At first, it may seem difficult to connect the dots between how the Browns ended their season, out of the playoffs again for the fourteenth straight year since that 2002 Butch Davis-coached Browns loss to the Steelers, 36-33, despite over 400 yards passing by Kelly Holcomb, in their final regular-season thirteenth loss versus just three wins against, again, the Steelers, and how the Bengals ended their season, a last-second playoff loss to, yet again, the Steelers, to finish their season at 12-5.
But, despite the difference in talent level on Ohio’s two professional football teams and their dramatically dissimilar records, perhaps there is somewhat of a common denominator.
And, the link just may have to do with something that has less to do with the physical tools needed to play football at the sport’s highest level and more to do with what’s inside an athlete, something the truly great ones always seem to have.
While there is no doubt that both of Ohio’s teams have characters, perhaps the missing ingredient is the fact that there is an absence of character in those characters.
As for the Browns, of course, the player who comes to mind when it comes to that, is troubled quarterback Johnny Manziel. With the move he pulled by pulling a no-show at the final game or, at least, being at the team facility for treatment for a concussion sustained in the second-to-last game against the Chiefs, it appears he may have punched his ticket out of town and perhaps even out of the league.
Manziel is someone who has professed a desire to lead a team, a band of brothers, into gridiron battle, and instead of being at the team facility for treatment if he was not well enough to be on the sidelines, or better yet, being on the sidelines encouraging his teammates, advising third-string quarterback Connor Shaw or, at the very least, helping to fill water bottles, he was elsewhere.
Some reports had him wearing a disguise while partying in ‘Vegas while others had him somewhere in Ohio at a Dave and Buster’s playing pool and having a few belts with his buds, but, regardless of where he was, AWOL, as those often are who make the wrong judgment call.
Perhaps, of course, with far less tragic consequences than the case of another Texas young man currently held in Mexico who once escaped vehicular homicide charges when his lawyers built a defense that he was raised in such a permissive and wealthy environment that he was the victim of affluenza, where he couldn’t distinguish between acceptable and unacceptable behavior, Manziel, who also comes from money, lawyers would say, is similarly afflicted.
As for the Bengals, winless in the playoffs for a quarter century despite seven postseason trips under Marvin Lewis since 2005, their late-game meltdown against Pittsburgh was epic.
Playing in the waning seconds with a lead against a team with a wounded quarterback, one with an injured shoulder that prevented him from throwing the ball downfield more than ten or so yards, two of their players with a history of self-control issues — linebacker Vontaze Burfict and cornerback Adam “Pacman” Jones — drew 15-yard unsportsmanlike penalties to move the Steelers into range for a last-second field goal to snatch a near-certain Bengals victory from the jaws of a Steeler defeat.
Burfict was signed by the Bengals in 2012 after every other NFL team passed on him following numerous unsportsmanlike penalties during his time at Arizona State.
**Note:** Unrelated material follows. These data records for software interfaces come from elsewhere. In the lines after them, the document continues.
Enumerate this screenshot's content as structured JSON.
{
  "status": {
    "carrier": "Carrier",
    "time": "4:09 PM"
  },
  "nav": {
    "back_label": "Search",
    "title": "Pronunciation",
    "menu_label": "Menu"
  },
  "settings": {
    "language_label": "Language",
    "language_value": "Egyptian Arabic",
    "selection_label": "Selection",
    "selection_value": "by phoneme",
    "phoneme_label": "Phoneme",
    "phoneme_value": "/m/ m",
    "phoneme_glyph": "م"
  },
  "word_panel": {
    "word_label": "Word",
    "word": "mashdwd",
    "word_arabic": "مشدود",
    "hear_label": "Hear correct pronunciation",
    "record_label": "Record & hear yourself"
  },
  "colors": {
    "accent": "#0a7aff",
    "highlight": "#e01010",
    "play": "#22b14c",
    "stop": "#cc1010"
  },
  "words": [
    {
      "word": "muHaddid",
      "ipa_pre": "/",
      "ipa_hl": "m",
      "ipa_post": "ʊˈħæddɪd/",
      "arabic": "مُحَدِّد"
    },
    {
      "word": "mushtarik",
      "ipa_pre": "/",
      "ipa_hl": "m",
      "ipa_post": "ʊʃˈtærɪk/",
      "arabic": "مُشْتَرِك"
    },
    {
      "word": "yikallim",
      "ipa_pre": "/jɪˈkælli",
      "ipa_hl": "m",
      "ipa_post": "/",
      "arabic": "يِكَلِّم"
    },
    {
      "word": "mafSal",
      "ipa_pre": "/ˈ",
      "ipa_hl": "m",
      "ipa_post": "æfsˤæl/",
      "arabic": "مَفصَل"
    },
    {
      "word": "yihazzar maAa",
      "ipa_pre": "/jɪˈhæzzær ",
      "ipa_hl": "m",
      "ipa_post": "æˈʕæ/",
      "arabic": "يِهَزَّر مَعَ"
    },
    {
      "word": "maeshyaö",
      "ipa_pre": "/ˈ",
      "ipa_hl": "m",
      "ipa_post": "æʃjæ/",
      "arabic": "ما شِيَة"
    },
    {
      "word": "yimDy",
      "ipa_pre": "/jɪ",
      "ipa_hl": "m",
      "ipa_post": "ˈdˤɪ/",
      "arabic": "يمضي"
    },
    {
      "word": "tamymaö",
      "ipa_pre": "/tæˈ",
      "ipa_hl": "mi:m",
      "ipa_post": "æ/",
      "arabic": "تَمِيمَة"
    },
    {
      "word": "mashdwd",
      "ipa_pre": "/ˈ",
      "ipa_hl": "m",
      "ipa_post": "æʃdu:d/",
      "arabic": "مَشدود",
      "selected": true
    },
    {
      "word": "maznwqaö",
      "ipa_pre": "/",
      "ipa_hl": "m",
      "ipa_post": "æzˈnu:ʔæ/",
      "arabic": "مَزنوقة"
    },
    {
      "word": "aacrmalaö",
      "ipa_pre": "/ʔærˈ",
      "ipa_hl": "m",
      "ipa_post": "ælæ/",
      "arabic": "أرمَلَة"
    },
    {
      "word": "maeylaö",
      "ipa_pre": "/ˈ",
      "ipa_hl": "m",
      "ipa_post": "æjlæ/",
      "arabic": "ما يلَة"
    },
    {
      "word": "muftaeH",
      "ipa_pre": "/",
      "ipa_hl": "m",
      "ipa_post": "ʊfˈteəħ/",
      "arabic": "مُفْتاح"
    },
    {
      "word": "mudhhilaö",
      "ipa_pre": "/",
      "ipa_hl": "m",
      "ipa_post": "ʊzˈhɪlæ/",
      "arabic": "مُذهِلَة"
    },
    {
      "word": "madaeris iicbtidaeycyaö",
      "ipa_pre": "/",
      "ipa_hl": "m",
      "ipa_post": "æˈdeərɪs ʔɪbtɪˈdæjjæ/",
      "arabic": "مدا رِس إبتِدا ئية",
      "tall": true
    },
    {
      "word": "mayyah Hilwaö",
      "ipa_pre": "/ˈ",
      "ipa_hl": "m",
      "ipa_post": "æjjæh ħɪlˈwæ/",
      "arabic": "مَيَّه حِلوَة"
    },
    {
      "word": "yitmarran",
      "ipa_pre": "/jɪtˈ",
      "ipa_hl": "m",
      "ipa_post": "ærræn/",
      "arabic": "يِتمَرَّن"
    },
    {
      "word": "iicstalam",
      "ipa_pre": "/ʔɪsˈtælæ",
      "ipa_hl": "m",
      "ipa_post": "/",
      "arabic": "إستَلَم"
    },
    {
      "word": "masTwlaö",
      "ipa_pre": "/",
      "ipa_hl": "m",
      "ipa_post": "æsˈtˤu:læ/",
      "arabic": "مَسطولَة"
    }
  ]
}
Jones, he of “making-it-rain” fame, also has a long resume of impulsively imprudent behavior both on and off the football field.
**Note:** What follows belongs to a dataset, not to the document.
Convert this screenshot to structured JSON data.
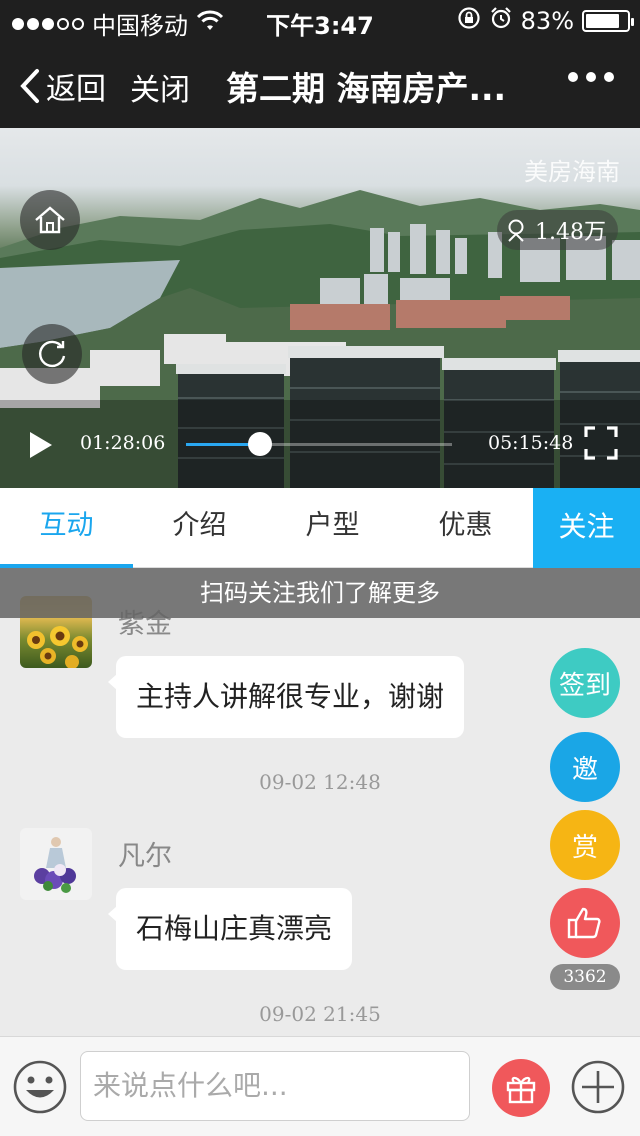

As for the Bengals, a team with a history of signing numerous players who are judgmentally challenged, many feel you get what you sign up for. In other words, when you go down that road of inviting such players onto your roster, you’re bound to be disappointed when it matters the most.
Although Founding Father Ben Franklin lived during a time when there were no Browns and no Bengals and no Manziels, Burficts or Joneses, he coined an aphorism that may best sum up those whose physical abilities far outweighs their mental makeup:
“It’s hard for an empty sack to stand up straight.”
John Grindrod is a regular columnist for The Lima News and Our Generation’s Magazine, a freelance writer and editor and the author of two books. Reach him at email@example.com.